The Californian county where 14 people were shot and killed on December 2 will close most of its offices for the rest of the week.
The San Bernardino County Board of Supervisors say only those services deemed essential will stay open on Thursday and Friday, reports the Associated Press.
"The county’s role and focus at this point is providing support and safety to our employees, their loved ones, and our community. For that reason, the Board of Supervisors tonight took action to suspend all but only the most essential county services," Board Chairman James Ramos said in a statement posted on County of San Bernardino's website.
Other Californian areas are also closing down temporarily. Some San Diego Regional Centers will also be closed on Thursday in response to the shootings, but will re-open on Friday.

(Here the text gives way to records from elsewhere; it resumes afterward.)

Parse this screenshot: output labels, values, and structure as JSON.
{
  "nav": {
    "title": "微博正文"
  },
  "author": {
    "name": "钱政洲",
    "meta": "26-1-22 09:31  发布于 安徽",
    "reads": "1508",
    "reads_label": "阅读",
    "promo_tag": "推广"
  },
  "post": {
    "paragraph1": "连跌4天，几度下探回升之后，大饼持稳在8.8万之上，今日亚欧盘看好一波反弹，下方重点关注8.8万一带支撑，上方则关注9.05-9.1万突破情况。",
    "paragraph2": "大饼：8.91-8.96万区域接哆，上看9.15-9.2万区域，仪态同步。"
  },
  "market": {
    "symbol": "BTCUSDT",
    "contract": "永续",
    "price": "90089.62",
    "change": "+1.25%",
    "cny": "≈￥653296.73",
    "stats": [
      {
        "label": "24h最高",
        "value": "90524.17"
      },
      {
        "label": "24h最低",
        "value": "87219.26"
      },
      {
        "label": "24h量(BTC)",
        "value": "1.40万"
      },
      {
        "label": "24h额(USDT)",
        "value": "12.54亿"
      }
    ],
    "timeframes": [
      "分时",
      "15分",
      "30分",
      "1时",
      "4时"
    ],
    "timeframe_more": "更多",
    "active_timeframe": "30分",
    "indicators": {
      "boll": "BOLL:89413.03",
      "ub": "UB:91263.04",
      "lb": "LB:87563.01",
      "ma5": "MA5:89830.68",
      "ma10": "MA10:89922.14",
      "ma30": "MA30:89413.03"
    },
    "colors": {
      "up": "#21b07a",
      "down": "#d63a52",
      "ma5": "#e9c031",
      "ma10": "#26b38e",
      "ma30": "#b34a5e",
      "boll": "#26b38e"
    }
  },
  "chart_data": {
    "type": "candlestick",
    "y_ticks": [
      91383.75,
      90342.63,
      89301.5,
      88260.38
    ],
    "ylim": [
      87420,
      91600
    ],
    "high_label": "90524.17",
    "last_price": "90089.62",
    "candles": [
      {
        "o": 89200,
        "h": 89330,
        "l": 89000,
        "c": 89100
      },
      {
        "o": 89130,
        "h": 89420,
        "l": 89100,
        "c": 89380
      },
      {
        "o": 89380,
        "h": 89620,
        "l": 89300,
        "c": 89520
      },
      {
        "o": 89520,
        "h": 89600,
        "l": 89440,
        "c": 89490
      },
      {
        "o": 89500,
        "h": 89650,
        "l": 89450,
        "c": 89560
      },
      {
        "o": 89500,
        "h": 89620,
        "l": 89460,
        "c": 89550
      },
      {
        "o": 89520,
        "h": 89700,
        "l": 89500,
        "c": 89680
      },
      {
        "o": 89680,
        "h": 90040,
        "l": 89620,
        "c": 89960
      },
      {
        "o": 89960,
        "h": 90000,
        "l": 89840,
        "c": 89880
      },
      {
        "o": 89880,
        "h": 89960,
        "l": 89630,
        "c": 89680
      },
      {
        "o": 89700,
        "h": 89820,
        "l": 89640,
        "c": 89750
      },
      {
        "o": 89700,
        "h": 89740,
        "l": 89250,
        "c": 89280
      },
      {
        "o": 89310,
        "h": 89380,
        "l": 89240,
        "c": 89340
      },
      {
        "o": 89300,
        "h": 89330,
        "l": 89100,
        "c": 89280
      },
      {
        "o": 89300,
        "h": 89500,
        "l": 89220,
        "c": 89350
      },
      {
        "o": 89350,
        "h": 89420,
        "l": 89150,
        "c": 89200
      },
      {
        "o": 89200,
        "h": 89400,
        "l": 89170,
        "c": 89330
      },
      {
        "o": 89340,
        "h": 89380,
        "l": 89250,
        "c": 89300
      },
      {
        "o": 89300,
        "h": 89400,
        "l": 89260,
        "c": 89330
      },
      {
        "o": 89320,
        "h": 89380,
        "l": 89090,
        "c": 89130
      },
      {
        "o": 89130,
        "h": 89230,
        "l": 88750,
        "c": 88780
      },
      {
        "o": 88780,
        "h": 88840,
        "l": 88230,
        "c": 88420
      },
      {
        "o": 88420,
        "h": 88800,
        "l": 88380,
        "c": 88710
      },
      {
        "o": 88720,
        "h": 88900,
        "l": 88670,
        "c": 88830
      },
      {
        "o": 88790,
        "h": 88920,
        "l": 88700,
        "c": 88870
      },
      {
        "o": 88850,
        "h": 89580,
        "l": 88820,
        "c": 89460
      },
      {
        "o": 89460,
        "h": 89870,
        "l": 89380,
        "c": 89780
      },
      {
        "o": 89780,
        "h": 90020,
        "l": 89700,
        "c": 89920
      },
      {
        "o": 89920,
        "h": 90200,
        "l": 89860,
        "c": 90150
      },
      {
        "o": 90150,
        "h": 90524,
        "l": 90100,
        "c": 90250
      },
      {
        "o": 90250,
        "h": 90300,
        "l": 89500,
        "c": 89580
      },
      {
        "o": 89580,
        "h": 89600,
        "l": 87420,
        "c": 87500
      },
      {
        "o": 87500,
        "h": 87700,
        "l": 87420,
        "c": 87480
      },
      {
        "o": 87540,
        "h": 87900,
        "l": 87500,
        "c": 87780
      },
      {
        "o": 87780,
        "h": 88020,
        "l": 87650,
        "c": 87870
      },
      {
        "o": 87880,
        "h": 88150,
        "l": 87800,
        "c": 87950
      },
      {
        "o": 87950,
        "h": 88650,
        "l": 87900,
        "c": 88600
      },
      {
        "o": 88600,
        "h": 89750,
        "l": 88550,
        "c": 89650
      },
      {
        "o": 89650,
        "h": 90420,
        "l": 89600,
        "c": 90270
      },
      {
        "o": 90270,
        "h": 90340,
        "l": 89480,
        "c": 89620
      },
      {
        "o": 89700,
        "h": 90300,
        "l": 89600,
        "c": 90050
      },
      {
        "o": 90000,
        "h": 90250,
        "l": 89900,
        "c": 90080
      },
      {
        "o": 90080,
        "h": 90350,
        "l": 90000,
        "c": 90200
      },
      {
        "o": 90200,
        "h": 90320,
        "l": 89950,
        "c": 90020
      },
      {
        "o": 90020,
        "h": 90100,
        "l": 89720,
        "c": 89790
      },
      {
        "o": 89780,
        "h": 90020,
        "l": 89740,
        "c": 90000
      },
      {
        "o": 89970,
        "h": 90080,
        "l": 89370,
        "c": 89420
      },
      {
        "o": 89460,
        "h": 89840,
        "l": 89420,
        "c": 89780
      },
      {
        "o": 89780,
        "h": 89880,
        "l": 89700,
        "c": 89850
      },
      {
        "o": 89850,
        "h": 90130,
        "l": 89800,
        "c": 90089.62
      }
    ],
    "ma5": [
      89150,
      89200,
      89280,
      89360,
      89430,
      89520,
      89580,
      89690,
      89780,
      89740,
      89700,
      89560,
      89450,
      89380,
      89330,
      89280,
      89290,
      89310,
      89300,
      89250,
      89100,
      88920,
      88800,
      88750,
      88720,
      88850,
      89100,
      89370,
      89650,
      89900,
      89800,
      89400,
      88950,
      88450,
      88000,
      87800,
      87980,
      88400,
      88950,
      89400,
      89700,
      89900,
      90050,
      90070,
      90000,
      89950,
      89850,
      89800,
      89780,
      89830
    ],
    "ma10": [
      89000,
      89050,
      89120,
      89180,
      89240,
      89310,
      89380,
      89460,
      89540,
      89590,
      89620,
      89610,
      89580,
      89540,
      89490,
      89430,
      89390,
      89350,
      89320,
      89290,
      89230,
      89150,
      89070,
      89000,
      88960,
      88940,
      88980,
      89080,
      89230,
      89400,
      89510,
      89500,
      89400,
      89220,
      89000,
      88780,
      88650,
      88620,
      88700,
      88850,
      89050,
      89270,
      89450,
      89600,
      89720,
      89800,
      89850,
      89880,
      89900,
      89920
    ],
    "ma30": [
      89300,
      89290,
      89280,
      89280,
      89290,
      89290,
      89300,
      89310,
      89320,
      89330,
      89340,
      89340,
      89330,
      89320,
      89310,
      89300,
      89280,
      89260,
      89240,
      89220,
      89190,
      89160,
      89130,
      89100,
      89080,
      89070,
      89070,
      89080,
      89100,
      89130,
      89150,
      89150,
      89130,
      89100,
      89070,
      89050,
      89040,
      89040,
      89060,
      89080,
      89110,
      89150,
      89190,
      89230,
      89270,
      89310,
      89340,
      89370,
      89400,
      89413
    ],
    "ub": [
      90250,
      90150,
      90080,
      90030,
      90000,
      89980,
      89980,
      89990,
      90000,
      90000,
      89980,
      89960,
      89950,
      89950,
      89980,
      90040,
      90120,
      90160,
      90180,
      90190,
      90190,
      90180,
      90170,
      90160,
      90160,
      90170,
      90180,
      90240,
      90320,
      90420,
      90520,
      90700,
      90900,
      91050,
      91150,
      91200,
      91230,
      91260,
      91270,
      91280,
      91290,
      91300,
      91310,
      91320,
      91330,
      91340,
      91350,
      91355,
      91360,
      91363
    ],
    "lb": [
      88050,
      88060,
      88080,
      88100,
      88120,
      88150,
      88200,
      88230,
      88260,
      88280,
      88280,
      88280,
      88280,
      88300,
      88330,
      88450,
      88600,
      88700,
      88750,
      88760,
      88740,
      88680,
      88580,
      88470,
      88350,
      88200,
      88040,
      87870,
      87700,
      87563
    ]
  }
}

Ron Plotkin of the San Diego Regional Center said via Facebook that the centers, which serve those with developmental disabilities - like the San Bernardino center where the shootings occurred - will be closed as a precautionary measure.
"With shock and horror, we share the tragic mass shooting that occurred at the Inland Regional Center," he wrote. "Our hearts are open with supportive prayers to those in the cross-hairs of this senseless, horrific event," he said.
Police say that county worker, 28-year-old Syed Farook, and his wife, Tashfeen Malik, 27, allegedly killed Farook's colleagues from the Department of Public Health after angrily leaving an office holiday party earlier that morning.
The FBI reveals Farook was in touch with individuals being investigated for international terrorism, reports The New York Post.
However, authorities are still investigating the couple's motives.
“I have no idea why would he do that,” Farhan Khan, Farook's brother-in-law said. “I am in shock myself," The Guardian reports.
Co-workers describe Farook as "living the American dream", with a good job and family.
Reports indicate that Farook had a troubled background, however. Divorce filings from 2006 indicate his Father was abusive to his Mother, and Farooq witnessed several acts of violence growing up.